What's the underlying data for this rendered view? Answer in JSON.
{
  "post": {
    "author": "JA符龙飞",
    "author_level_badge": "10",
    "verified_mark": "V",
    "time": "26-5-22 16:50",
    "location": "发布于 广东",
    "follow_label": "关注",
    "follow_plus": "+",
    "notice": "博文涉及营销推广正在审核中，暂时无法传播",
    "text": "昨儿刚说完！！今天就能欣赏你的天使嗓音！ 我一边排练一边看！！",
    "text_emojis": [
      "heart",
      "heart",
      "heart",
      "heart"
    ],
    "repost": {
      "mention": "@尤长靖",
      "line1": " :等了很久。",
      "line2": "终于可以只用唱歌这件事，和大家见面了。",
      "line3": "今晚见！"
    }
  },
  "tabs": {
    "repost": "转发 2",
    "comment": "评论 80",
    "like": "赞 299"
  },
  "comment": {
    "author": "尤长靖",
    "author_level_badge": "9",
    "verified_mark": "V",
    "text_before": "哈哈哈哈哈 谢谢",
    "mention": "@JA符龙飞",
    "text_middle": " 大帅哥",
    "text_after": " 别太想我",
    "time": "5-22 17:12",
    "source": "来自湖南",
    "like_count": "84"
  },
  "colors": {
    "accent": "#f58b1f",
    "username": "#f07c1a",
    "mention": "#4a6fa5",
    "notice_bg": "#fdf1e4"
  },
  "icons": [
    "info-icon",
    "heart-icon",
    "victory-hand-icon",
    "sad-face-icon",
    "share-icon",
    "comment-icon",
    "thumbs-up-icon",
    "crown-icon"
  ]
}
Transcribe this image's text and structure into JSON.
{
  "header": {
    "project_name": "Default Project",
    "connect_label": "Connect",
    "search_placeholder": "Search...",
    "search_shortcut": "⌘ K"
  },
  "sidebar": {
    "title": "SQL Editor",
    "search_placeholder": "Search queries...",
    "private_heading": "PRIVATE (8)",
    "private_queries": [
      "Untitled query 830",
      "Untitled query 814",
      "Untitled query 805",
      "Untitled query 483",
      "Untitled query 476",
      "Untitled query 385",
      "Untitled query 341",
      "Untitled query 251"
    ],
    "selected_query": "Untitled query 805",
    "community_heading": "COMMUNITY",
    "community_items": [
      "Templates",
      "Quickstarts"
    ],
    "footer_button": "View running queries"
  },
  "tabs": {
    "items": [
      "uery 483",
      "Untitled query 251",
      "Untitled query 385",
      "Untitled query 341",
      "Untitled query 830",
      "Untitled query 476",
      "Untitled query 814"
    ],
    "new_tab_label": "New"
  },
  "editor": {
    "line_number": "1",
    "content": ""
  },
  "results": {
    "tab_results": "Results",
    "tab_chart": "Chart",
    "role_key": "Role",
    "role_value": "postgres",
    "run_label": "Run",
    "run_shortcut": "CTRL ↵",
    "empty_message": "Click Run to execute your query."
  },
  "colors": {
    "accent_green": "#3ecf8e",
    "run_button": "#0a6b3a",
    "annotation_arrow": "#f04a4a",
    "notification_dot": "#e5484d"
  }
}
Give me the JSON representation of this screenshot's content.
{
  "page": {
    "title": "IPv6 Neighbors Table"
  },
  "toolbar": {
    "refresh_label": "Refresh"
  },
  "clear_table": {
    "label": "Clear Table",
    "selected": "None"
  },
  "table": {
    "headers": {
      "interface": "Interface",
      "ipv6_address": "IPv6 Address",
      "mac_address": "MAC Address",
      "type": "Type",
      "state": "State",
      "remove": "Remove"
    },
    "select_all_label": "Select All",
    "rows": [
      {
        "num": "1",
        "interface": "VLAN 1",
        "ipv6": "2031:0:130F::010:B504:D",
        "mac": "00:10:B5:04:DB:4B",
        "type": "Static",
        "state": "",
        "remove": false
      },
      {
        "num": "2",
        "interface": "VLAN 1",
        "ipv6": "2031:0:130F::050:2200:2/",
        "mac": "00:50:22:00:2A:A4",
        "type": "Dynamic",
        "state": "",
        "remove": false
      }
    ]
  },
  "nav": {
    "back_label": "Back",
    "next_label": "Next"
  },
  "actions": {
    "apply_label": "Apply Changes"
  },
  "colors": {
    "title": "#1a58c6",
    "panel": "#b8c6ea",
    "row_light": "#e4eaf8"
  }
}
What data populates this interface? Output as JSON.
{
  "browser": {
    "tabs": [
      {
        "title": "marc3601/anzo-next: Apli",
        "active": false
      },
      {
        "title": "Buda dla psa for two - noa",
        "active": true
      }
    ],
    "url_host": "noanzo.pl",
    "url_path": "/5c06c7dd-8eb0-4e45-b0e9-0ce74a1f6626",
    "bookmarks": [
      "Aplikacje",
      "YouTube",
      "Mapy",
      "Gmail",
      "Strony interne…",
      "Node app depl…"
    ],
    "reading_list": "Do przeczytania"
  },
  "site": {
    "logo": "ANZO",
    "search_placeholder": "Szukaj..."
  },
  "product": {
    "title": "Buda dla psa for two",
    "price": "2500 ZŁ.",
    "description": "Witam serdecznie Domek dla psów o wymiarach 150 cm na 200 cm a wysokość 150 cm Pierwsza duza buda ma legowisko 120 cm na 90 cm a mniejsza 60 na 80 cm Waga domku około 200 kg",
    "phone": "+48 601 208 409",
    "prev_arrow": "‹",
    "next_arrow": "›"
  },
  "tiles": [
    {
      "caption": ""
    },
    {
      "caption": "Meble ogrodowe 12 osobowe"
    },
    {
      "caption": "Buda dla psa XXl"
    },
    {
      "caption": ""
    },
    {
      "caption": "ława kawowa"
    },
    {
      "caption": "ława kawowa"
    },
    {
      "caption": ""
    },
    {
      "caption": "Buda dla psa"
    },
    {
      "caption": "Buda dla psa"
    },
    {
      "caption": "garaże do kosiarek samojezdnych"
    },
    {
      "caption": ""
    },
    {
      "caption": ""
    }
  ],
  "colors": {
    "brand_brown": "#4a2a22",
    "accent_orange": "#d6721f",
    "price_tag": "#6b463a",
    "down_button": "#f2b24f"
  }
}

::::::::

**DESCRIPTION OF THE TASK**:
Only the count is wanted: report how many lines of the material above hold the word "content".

**ANSWER TO THIS PROBLEM**:
2